Challenges Facing Higher Education Explored at Conference
UKZN recently hosted a successful 11th Annual Higher Education Conference. The conference, held at Durban’s Southern Sun Elangeni and Maharani Hotel, attracted local and international delegates and keynote speakers.
Decolonisation and transformation of the curriculum was one of the thematic strands under the main theme of Higher Education today: Crisis, Contestations, Contemplations and Futures.
In his welcome address, Acting Deputy Vice-Chancellor of Teaching and Learning, Professor Bala Pillay said Higher Education Institutions (HEIs) must admit that the students’ discontent is legitimate. ‘It is not legitimate to deny talented students from poor communities access to Higher Education Institutions.’
He said the calls for changes, decolonisation or transformation of the curriculum are growing and this is something we need to engage with. ‘This is but one of the challenges facing HEIs.’
In terms of research, Pillay said universities need to ask themselves if they are relevant. He urged delegates - after the deliberations - to take the findings from the conference back to the classroom. ‘My plea to all of you is, arising from this conference, look at how we can implement this back so that we put into practise what we are researching.’
Keynote speaker, Statistician-General of South Africa, Dr Pali Lehohla released a report named: Whither a Demographic Dividend South Africa: The Overton Window of Political Possibilities. The report highlights the socio-economic conditions that are a fundamental requirement for a demographic dividend to take place.
Lehohla said according to the 2016 Community Survey, a ranking of perceptions which looked at the challenges faced by people in the country, education was ranked at number 15.
‘This poses interesting question for leaders at all levels of government. The “fees must fall” campaign at South African universities, in the context of many other funding requests across the fiscal spectrum, asks the country to confront difficult choices about the allocation of financial resources.’

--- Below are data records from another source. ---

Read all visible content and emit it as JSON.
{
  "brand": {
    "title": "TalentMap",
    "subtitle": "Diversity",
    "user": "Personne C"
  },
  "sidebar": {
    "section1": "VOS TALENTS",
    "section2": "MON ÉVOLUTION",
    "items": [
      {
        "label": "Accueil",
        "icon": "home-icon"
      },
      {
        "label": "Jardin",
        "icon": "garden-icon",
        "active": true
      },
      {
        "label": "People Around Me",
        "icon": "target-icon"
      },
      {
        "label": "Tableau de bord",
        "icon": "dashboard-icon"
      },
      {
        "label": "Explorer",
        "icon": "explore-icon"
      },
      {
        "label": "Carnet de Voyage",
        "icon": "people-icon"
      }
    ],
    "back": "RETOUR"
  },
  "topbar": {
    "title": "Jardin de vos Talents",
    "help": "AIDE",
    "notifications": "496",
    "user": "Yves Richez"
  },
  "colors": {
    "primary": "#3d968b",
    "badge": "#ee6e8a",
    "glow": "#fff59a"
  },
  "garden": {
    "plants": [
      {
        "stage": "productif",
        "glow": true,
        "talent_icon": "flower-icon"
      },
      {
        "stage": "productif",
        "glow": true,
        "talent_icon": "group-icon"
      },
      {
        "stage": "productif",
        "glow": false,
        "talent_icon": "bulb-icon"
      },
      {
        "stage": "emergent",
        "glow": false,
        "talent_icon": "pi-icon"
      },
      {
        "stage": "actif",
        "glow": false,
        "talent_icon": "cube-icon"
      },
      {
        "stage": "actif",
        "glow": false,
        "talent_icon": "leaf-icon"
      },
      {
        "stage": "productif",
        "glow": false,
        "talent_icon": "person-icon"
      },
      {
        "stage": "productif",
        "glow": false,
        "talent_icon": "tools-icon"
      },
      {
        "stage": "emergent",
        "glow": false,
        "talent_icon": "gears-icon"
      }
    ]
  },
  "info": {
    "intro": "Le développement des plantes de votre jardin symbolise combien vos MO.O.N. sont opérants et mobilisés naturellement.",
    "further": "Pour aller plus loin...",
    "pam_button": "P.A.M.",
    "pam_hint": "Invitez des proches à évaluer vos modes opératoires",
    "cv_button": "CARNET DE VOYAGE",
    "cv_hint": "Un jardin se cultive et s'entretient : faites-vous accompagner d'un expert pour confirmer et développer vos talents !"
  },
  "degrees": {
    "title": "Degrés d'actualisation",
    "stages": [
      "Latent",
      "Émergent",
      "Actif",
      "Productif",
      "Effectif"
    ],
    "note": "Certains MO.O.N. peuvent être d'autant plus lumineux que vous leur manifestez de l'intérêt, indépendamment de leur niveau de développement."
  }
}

Other keynote speakers included: Professor Kris Chesky from the University of North Texas who presented on Occupational Health in the Music Discipline: Interdisciplinary research drives change; Professor Chandra K Raju from the Indian Statistical Institute in Kolkata spoke on the Calculus: The real story; and Dr Kaviraj Sukon from the Open University of Mauritius whose presentation was titled I taught ... I teach ... I will teach: What is the difference?
The Conference is an annual gathering of academics, researchers and policymakers. It showcases innovation, generates debate, theorises opportunities and challenges in teaching and learning including the recent challenges that have been raised through students’ uprisings. It also provides a platform for disseminating Higher Education and institutional research findings.
Breakaway sessions that analysed the different theme strands were presented by academics and postgraduate students from various institutions.
Stepping down as the Conference Chairperson, Director of Teaching and Learning Dr Rubby Dhunpath, said it had been a privilege to have served as the Chair. ‘As I prepare to hand over to my successor, I want to pay tribute to the distinguished scholars and researchers who have elevated and deepened the debates around Higher Education and enriched my life in the process.’
Professor Michael Samuel closed off the discussions by looking at the reflections of the past 10 years of the Conference and how it has evolved.
Words: Sithembile Shabangu